Published online May 28, 2021. doi: 10.3748/wjg.v27.i20.2521
Peer-review started: January 22, 2021
First decision: March 29, 2021
Revised: April 11, 2021
Accepted: April 26, 2021
Article in press: April 26, 2021
Published online: May 28, 2021
Inflammatory bowel disease, encompassing Crohn’s disease (CD) and ulcerative colitis, are chronic immune-mediated inflammatory bowel diseases (IBD) that primarily affect the gastrointestinal tract with periods of activity and remission. Large body of evidence exist to strengthen the prognostic role of endoscopic evaluation for both disease activity and severity and it remains the gold standard for the assessment of mucosal healing. Mucosal healing has been associated with improved clinical outcomes with prolonged remission, decreased hospitalization, IBD-related surgeries and colorectal cancer risk. Therefore, endoscopic objectives in IBD have been incorporated as part of standard care. With the known increased risk of colorectal cancer in IBD, although prevention strategies continue to develop, regular surveillance for early detection of neoplasia continue to be paramount in IBD patients’ care. It is thanks to evolving technology and visualization techniques that surveillance strategies are continuously advancing. Therapeutic endoscopic options in IBD have also been expanding, from surgery sparing therapies such as balloon dilation of fibrostenotic strictures in CD to endoscopic mucosal resection of neoplastic lesions. In this review article, we discuss the current evidence on the use of endoscopy as part of standard of care of IBD, its role in surveillance of neoplasia, and the role of interventional endoscopic therapies.
Core Tip: Endoscopy is critical to the diagnosis of inflammatory bowel diseases (IBD) and is increasingly being used for disease monitoring and management to achieve the therapeutic goal of mucosa healing.
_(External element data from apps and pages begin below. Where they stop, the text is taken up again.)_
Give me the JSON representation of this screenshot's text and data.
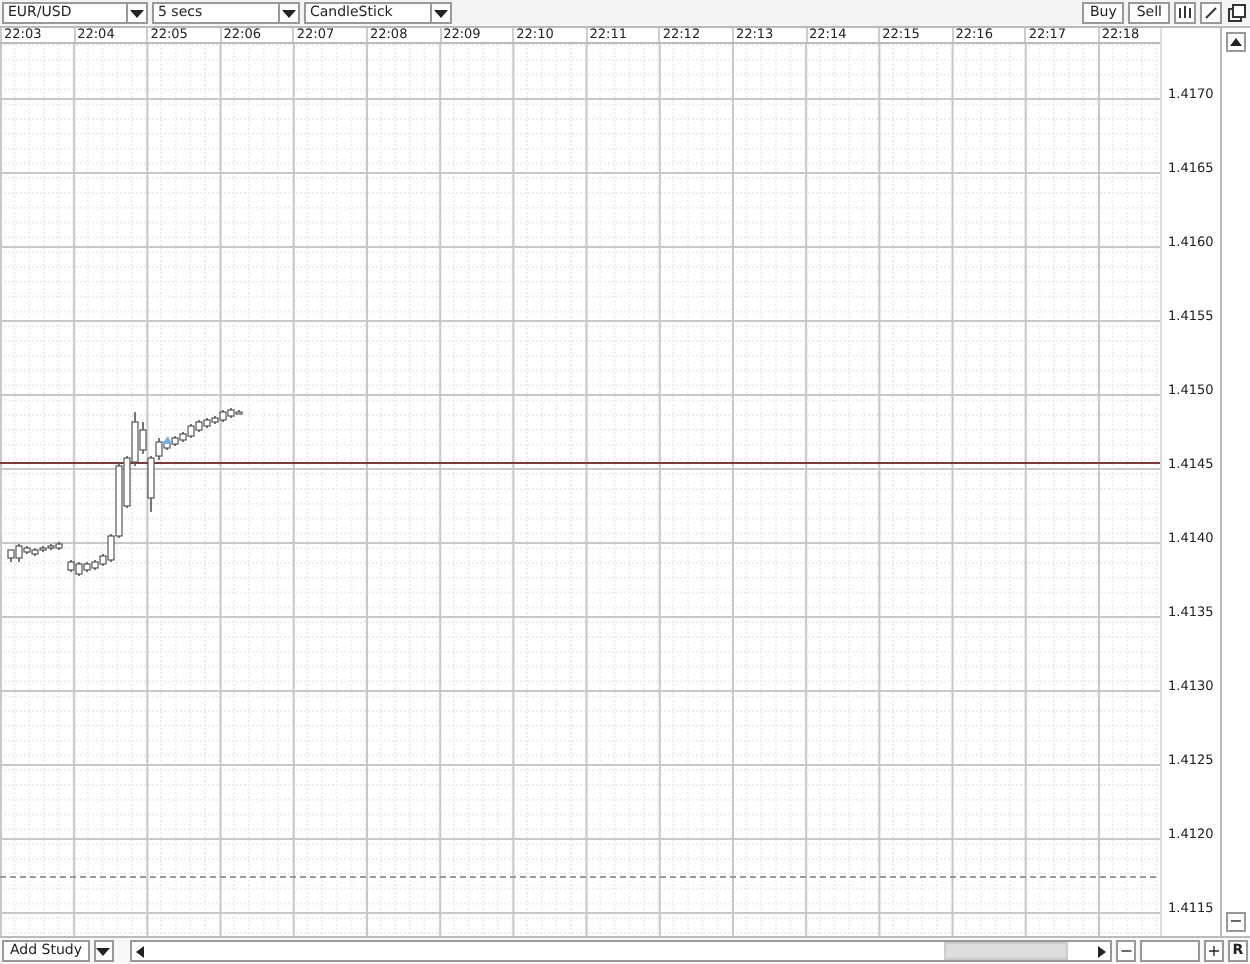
{
  "toolbar": {
    "symbol": "EUR/USD",
    "interval": "5 secs",
    "chart_type": "CandleStick",
    "buttons": [
      "Buy",
      "Sell"
    ]
  },
  "time_axis": [
    "22:03",
    "22:04",
    "22:05",
    "22:06",
    "22:07",
    "22:08",
    "22:09",
    "22:10",
    "22:11",
    "22:12",
    "22:13",
    "22:14",
    "22:15",
    "22:16",
    "22:17",
    "22:18"
  ],
  "price_axis": [
    "1.4170",
    "1.4165",
    "1.4160",
    "1.4155",
    "1.4150",
    "1.4145",
    "1.4140",
    "1.4135",
    "1.4130",
    "1.4125",
    "1.4120",
    "1.4115"
  ],
  "side_scroller": {
    "zoom_out": "−"
  },
  "bottom_bar": {
    "add_study": "Add Study",
    "zoom_out": "−",
    "zoom_in": "+",
    "reset": "R"
  }
}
In this review, we focus on the utility of endoscopy as a therapeutic objective, in disease monitoring, and in surveillance to detect and prevent neoplasia. We will also discuss the evolving role of endoscopic therapeutic interventions in IBD.